RECORDS Block Start
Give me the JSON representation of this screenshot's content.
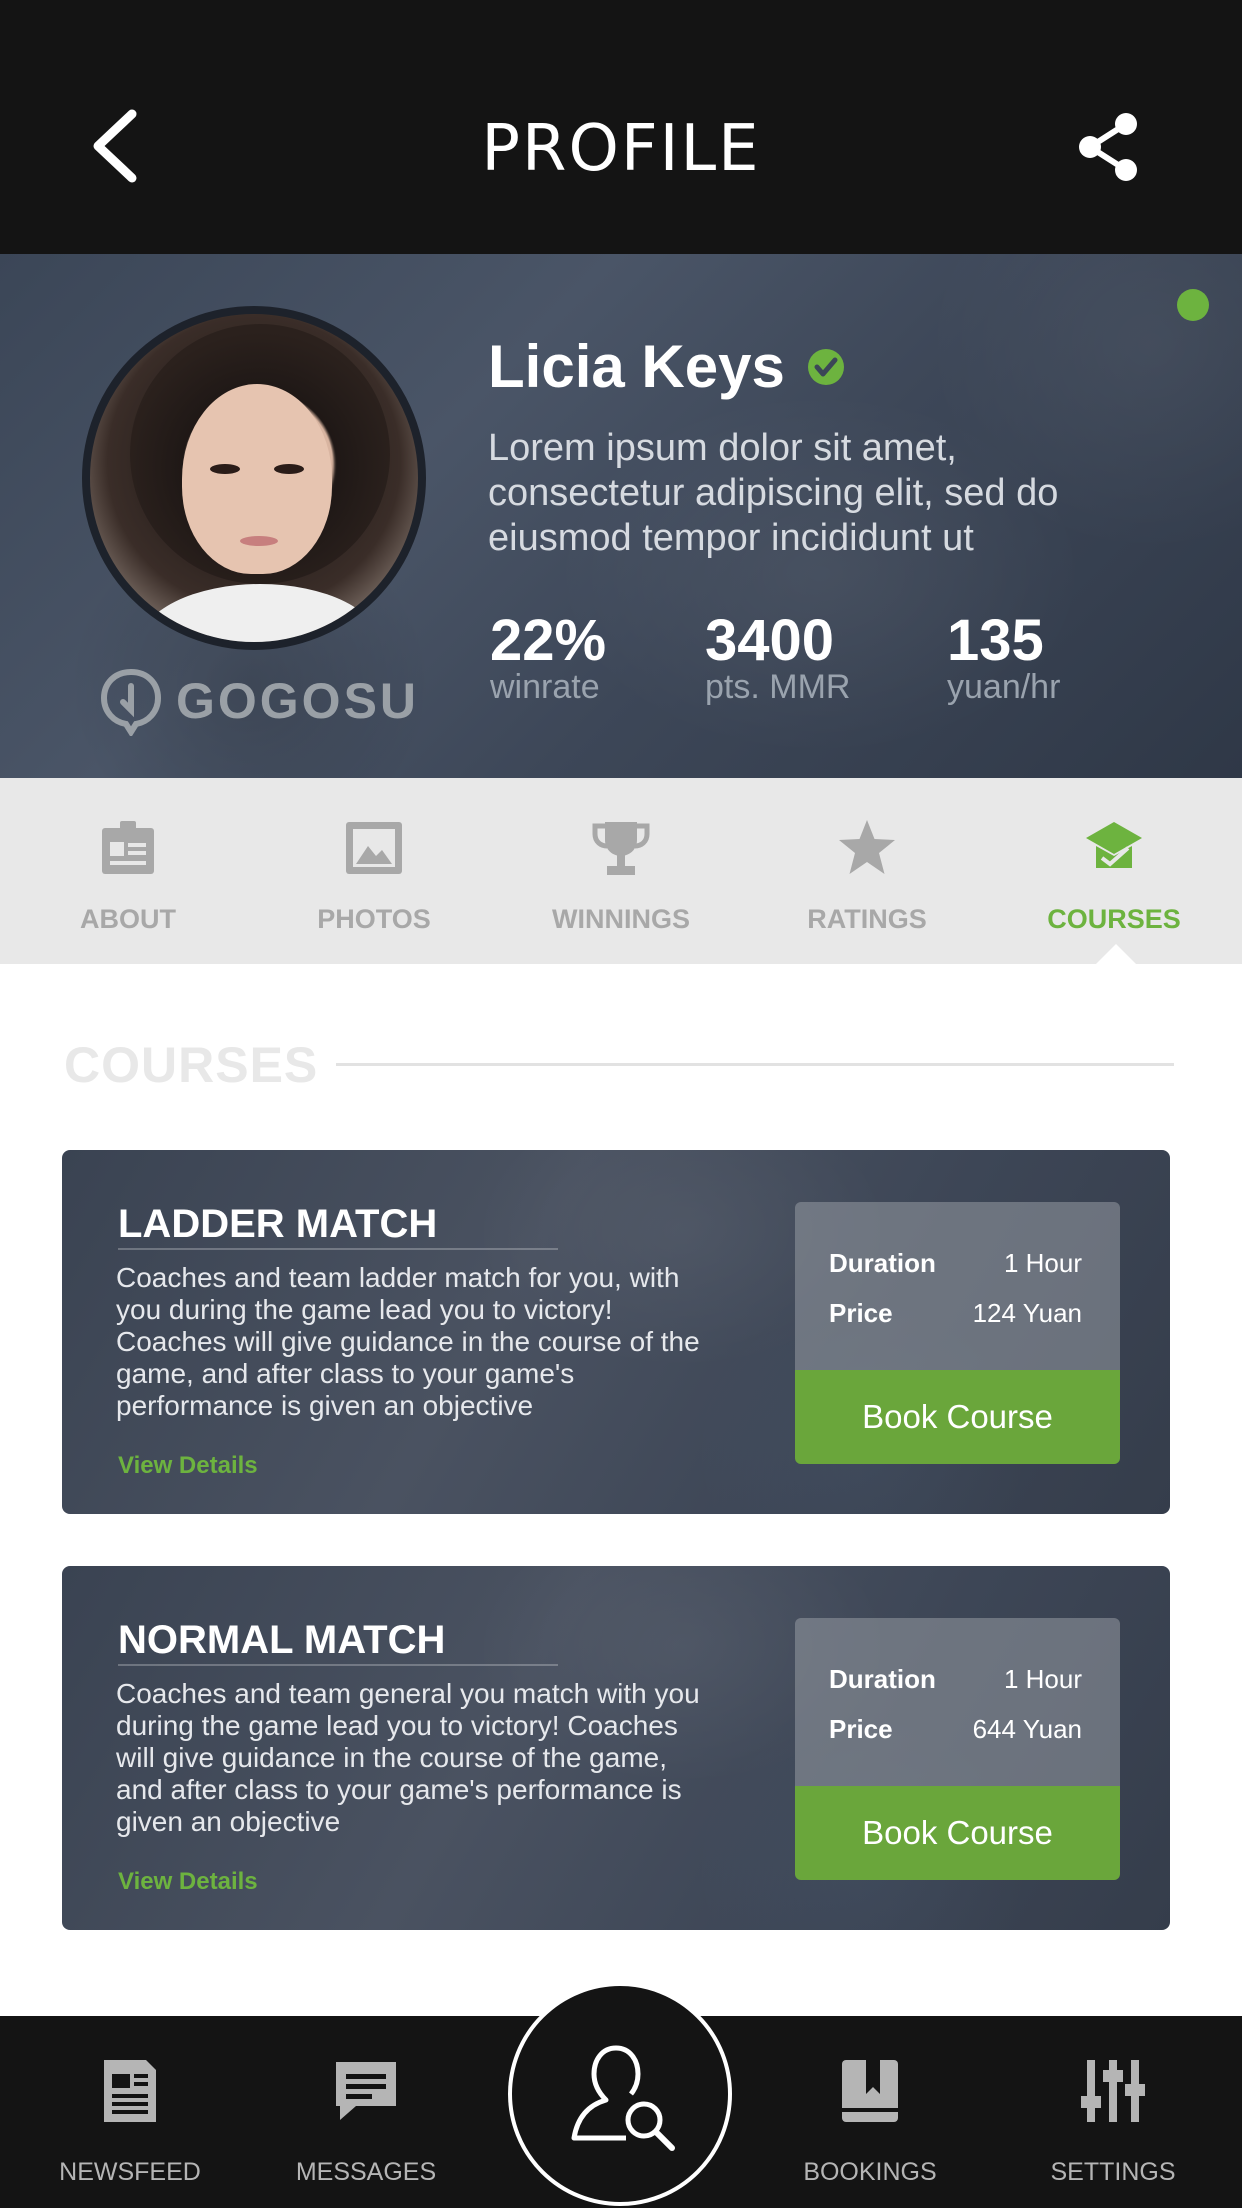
{
  "header": {
    "title": "PROFILE",
    "back_icon": "chevron-left-icon",
    "share_icon": "share-icon"
  },
  "profile": {
    "name": "Licia Keys",
    "verified": true,
    "online": true,
    "bio": "Lorem ipsum dolor sit amet, consectetur adipiscing elit, sed do eiusmod tempor incididunt ut",
    "brand": "GOGOSU",
    "stats": [
      {
        "value": "22%",
        "label": "winrate"
      },
      {
        "value": "3400",
        "label": "pts. MMR"
      },
      {
        "value": "135",
        "label": "yuan/hr"
      }
    ]
  },
  "tabs": [
    {
      "label": "ABOUT",
      "icon": "clipboard-icon",
      "active": false
    },
    {
      "label": "PHOTOS",
      "icon": "image-icon",
      "active": false
    },
    {
      "label": "WINNINGS",
      "icon": "trophy-icon",
      "active": false
    },
    {
      "label": "RATINGS",
      "icon": "star-icon",
      "active": false
    },
    {
      "label": "COURSES",
      "icon": "graduation-cap-icon",
      "active": true
    }
  ],
  "section": {
    "title": "COURSES"
  },
  "courses": [
    {
      "title": "LADDER MATCH",
      "description": "Coaches and team ladder match for you, with you during the game lead you to victory! Coaches will give guidance in the course of the game, and after class to your game's performance is given an objective",
      "view_details": "View Details",
      "duration_label": "Duration",
      "duration": "1 Hour",
      "price_label": "Price",
      "price": "124 Yuan",
      "button": "Book Course"
    },
    {
      "title": "NORMAL MATCH",
      "description": "Coaches and team general you match with you during the game lead you to victory! Coaches will give guidance in the course of the game, and after class to your game's performance is given an objective",
      "view_details": "View Details",
      "duration_label": "Duration",
      "duration": "1 Hour",
      "price_label": "Price",
      "price": "644 Yuan",
      "button": "Book Course"
    }
  ],
  "bottom_nav": [
    {
      "label": "NEWSFEED",
      "icon": "newspaper-icon"
    },
    {
      "label": "MESSAGES",
      "icon": "message-icon"
    },
    {
      "label": "",
      "icon": "user-search-icon"
    },
    {
      "label": "BOOKINGS",
      "icon": "bookmark-book-icon"
    },
    {
      "label": "SETTINGS",
      "icon": "sliders-icon"
    }
  ],
  "colors": {
    "accent": "#6db33f",
    "header_bg": "#141414",
    "banner_bg": "#424c5d",
    "tab_bg": "#e8e8e8"
  }
}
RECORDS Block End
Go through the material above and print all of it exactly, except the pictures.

Give me the JSON representation of this screenshot's content.
{
  "header": {
    "title": "PROFILE",
    "back_icon": "chevron-left-icon",
    "share_icon": "share-icon"
  },
  "profile": {
    "name": "Licia Keys",
    "verified": true,
    "online": true,
    "bio": "Lorem ipsum dolor sit amet, consectetur adipiscing elit, sed do eiusmod tempor incididunt ut",
    "brand": "GOGOSU",
    "stats": [
      {
        "value": "22%",
        "label": "winrate"
      },
      {
        "value": "3400",
        "label": "pts. MMR"
      },
      {
        "value": "135",
        "label": "yuan/hr"
      }
    ]
  },
  "tabs": [
    {
      "label": "ABOUT",
      "icon": "clipboard-icon",
      "active": false
    },
    {
      "label": "PHOTOS",
      "icon": "image-icon",
      "active": false
    },
    {
      "label": "WINNINGS",
      "icon": "trophy-icon",
      "active": false
    },
    {
      "label": "RATINGS",
      "icon": "star-icon",
      "active": false
    },
    {
      "label": "COURSES",
      "icon": "graduation-cap-icon",
      "active": true
    }
  ],
  "section": {
    "title": "COURSES"
  },
  "courses": [
    {
      "title": "LADDER MATCH",
      "description": "Coaches and team ladder match for you, with you during the game lead you to victory! Coaches will give guidance in the course of the game, and after class to your game's performance is given an objective",
      "view_details": "View Details",
      "duration_label": "Duration",
      "duration": "1 Hour",
      "price_label": "Price",
      "price": "124 Yuan",
      "button": "Book Course"
    },
    {
      "title": "NORMAL MATCH",
      "description": "Coaches and team general you match with you during the game lead you to victory! Coaches will give guidance in the course of the game, and after class to your game's performance is given an objective",
      "view_details": "View Details",
      "duration_label": "Duration",
      "duration": "1 Hour",
      "price_label": "Price",
      "price": "644 Yuan",
      "button": "Book Course"
    }
  ],
  "bottom_nav": [
    {
      "label": "NEWSFEED",
      "icon": "newspaper-icon"
    },
    {
      "label": "MESSAGES",
      "icon": "message-icon"
    },
    {
      "label": "",
      "icon": "user-search-icon"
    },
    {
      "label": "BOOKINGS",
      "icon": "bookmark-book-icon"
    },
    {
      "label": "SETTINGS",
      "icon": "sliders-icon"
    }
  ],
  "colors": {
    "accent": "#6db33f",
    "header_bg": "#141414",
    "banner_bg": "#424c5d",
    "tab_bg": "#e8e8e8"
  }
}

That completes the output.